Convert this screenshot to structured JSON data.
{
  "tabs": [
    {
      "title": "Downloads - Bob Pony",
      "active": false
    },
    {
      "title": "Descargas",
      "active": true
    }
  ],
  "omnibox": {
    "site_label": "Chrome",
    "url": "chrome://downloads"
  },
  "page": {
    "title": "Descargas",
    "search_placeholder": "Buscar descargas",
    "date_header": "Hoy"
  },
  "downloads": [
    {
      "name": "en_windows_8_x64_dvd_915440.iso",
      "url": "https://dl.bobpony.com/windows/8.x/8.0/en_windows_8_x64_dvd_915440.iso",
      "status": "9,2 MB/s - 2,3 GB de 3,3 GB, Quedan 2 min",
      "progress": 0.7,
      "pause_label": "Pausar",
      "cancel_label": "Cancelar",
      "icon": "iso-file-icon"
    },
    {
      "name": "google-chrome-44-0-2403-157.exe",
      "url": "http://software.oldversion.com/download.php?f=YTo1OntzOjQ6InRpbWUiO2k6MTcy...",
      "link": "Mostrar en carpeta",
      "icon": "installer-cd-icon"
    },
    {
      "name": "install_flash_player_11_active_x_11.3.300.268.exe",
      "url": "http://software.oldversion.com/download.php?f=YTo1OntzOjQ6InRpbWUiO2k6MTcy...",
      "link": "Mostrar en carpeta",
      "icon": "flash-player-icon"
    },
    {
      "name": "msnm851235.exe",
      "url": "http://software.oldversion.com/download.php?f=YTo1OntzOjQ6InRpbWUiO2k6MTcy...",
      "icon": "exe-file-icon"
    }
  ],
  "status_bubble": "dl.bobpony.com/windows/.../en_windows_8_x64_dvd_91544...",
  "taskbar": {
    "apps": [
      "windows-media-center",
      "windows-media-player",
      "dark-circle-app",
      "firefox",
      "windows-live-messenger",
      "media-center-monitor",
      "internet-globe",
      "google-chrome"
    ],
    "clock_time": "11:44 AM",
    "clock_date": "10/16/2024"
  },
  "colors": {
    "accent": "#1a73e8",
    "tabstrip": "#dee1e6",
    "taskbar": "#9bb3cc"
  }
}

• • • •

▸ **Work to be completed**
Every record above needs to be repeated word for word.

▸ **Exercise output**
Convert this screenshot to structured JSON data.
{
  "tabs": [
    {
      "title": "Downloads - Bob Pony",
      "active": false
    },
    {
      "title": "Descargas",
      "active": true
    }
  ],
  "omnibox": {
    "site_label": "Chrome",
    "url": "chrome://downloads"
  },
  "page": {
    "title": "Descargas",
    "search_placeholder": "Buscar descargas",
    "date_header": "Hoy"
  },
  "downloads": [
    {
      "name": "en_windows_8_x64_dvd_915440.iso",
      "url": "https://dl.bobpony.com/windows/8.x/8.0/en_windows_8_x64_dvd_915440.iso",
      "status": "9,2 MB/s - 2,3 GB de 3,3 GB, Quedan 2 min",
      "progress": 0.7,
      "pause_label": "Pausar",
      "cancel_label": "Cancelar",
      "icon": "iso-file-icon"
    },
    {
      "name": "google-chrome-44-0-2403-157.exe",
      "url": "http://software.oldversion.com/download.php?f=YTo1OntzOjQ6InRpbWUiO2k6MTcy...",
      "link": "Mostrar en carpeta",
      "icon": "installer-cd-icon"
    },
    {
      "name": "install_flash_player_11_active_x_11.3.300.268.exe",
      "url": "http://software.oldversion.com/download.php?f=YTo1OntzOjQ6InRpbWUiO2k6MTcy...",
      "link": "Mostrar en carpeta",
      "icon": "flash-player-icon"
    },
    {
      "name": "msnm851235.exe",
      "url": "http://software.oldversion.com/download.php?f=YTo1OntzOjQ6InRpbWUiO2k6MTcy...",
      "icon": "exe-file-icon"
    }
  ],
  "status_bubble": "dl.bobpony.com/windows/.../en_windows_8_x64_dvd_91544...",
  "taskbar": {
    "apps": [
      "windows-media-center",
      "windows-media-player",
      "dark-circle-app",
      "firefox",
      "windows-live-messenger",
      "media-center-monitor",
      "internet-globe",
      "google-chrome"
    ],
    "clock_time": "11:44 AM",
    "clock_date": "10/16/2024"
  },
  "colors": {
    "accent": "#1a73e8",
    "tabstrip": "#dee1e6",
    "taskbar": "#9bb3cc"
  }
}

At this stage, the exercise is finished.